To Dr. Wallace M. Shaw's family, the former Melville resident didn't do a single thing well -- he did everything very well, even hard stuff.
He was not only a physician, but also founding director of anesthesiology of New Island Hospital, now St. Joseph Hospital, in Bethpage. He was not just a filmmaker, but one who took up the hobby later in life and won critical acclaim internationally. He didn't just tinker with gadgets, but he could repair seemingly all things mechanical.
What's more, his dry sense of humor was known to make stern-faced strangers chuckle.
Shaw, who excelled in nearly everything he set his mind to, amassing milestones and accomplishments in disparate fields, died Jan. 2 of peripheral vascular disease.
He was 95.
"Among his talents was that he liked to make other people happy," said son Cary Shaw of Norwalk, Connecticut. "And he liked to be humorous in a variety of ways."
Relatives called Shaw, who was born in Manhattan and raised in Woodside, Queens, a master of all trades and a jack of none.
The son of a homemaker and office manager, Shaw graduated from Newtown High School and then Columbia College in Manhattan, where he earned a bachelor's in 1940. He attended medical school at New York University, graduating in 1943.
He married the former Geraldine Sax in June 1942 and, just after completing his medical internship, enlisted in the Army in World War II, during which he was in charge of anesthesia in a 1,000-bed hospital for American soldiers in England.
After being discharged as a major at the end of the war, he moved to Rego Park, then Flushing, and settled in Holliswood. The couple had three sons and were married until Geraldine Shaw's death in 2003.
Following stints at Horace Harding Hospital in Queens and Prospect Heights Hospital in Brooklyn, he worked at New Island Hospital. He relocated to Melville in 1972 to shorten his commute.
He served as director of anesthesiology at New Island for 36 years. He retired in 1990 and moved to Florida, then to Philadelphia in 2001.
Throughout his career, Shaw published 18 scientific articles and produced six medical motion pictures. For 20 years, he also was assistant clinical professor of anesthesiology at Albert Einstein College of Medicine in the Bronx.
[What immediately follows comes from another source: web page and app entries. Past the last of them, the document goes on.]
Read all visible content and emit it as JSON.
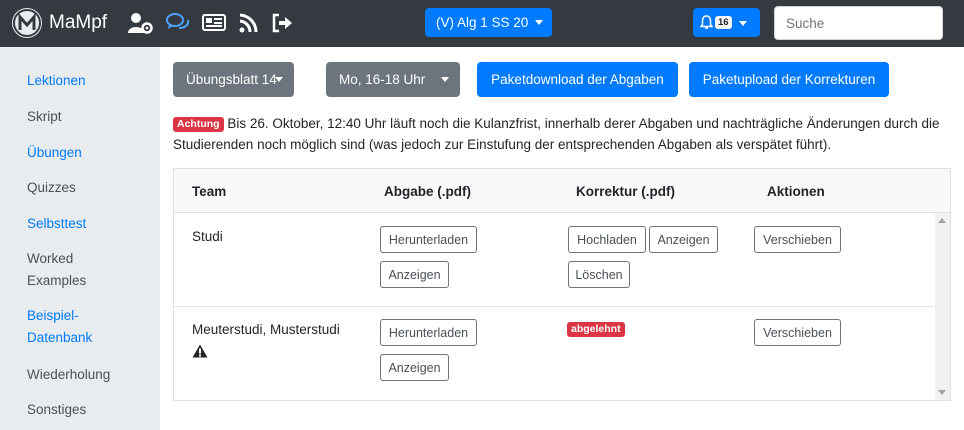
{
  "navbar": {
    "brand": "MaMpf",
    "icons": [
      "mampf-logo-icon",
      "user-settings-icon",
      "comments-icon",
      "news-icon",
      "feed-icon",
      "logout-icon"
    ],
    "lecture_label": "(V) Alg 1 SS 20",
    "notification_count": "16",
    "search_placeholder": "Suche"
  },
  "sidebar": {
    "items": [
      {
        "label": "Lektionen",
        "link": true
      },
      {
        "label": "Skript",
        "link": false
      },
      {
        "label": "Übungen",
        "link": true
      },
      {
        "label": "Quizzes",
        "link": false
      },
      {
        "label": "Selbsttest",
        "link": true
      },
      {
        "label": "Worked Examples",
        "link": false
      },
      {
        "label": "Beispiel-Datenbank",
        "link": true
      },
      {
        "label": "Wiederholung",
        "link": false
      },
      {
        "label": "Sonstiges",
        "link": false
      }
    ]
  },
  "toolbar": {
    "assignment": "Übungsblatt 14",
    "tutorial": "Mo, 16-18 Uhr",
    "download": "Paketdownload der Abgaben",
    "upload": "Paketupload der Korrekturen"
  },
  "notice": {
    "badge": "Achtung",
    "text": "Bis 26. Oktober, 12:40 Uhr läuft noch die Kulanzfrist, innerhalb derer Abgaben und nachträgliche Änderungen durch die Studierenden noch möglich sind (was jedoch zur Einstufung der entsprechenden Abgaben als verspätet führt)."
  },
  "table": {
    "headers": [
      "Team",
      "Abgabe (.pdf)",
      "Korrektur (.pdf)",
      "Aktionen"
    ],
    "rows": [
      {
        "team": "Studi",
        "submission_buttons": [
          "Herunterladen",
          "Anzeigen"
        ],
        "correction_buttons": [
          "Hochladen",
          "Anzeigen",
          "Löschen"
        ],
        "action_button": "Verschieben"
      },
      {
        "team": "Meuterstudi, Musterstudi",
        "warning_icon": "warning-triangle-icon",
        "submission_buttons": [
          "Herunterladen",
          "Anzeigen"
        ],
        "correction_badge": "abgelehnt",
        "action_button": "Verschieben"
      }
    ]
  },
  "colors": {
    "navbar": "#343a40",
    "primary": "#007bff",
    "secondary": "#6c757d",
    "danger": "#dc3545",
    "sidebar": "#e9ecef"
  }
}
He began filmmaking when he was 40 and was the highest-ranked amateur filmmaker in the Motion Picture Division of the Photographic Society of America. He won awards in competitions in 19 countries, from Cannes to Melbourne. He served as president of the Society of Amateur Cinematographers and Video Makers.
One of Shaw's movies, "The Listmaker," was described in The New York Times in 1989 as "a wonderful film with the richness of an O. Henry short story." A comedy, "The Model Anesthesiologist," was a smash at medical conventions, so much so that a pharmaceutical company offered to pay him for screening rights. He declined, cherishing his amateur status.
He encouraged and taught other filmmakers through Long Island Movie Makers, which honored Shaw, stating "His knowledge of the technology of movie making had few peers."
Shaw also took up sculpting in clay, stone and wood. His sculptures are now family heirlooms.
Shaw is also survived by two other sons, Richard of Los Angeles and James of Philadelphia; a companion, Pearl Novick of Philadelphia; and five grandchildren.
In keeping with Shaw's belief that the time to show appreciation toward someone is while they are living, there will be no funeral or memorial service, his family said.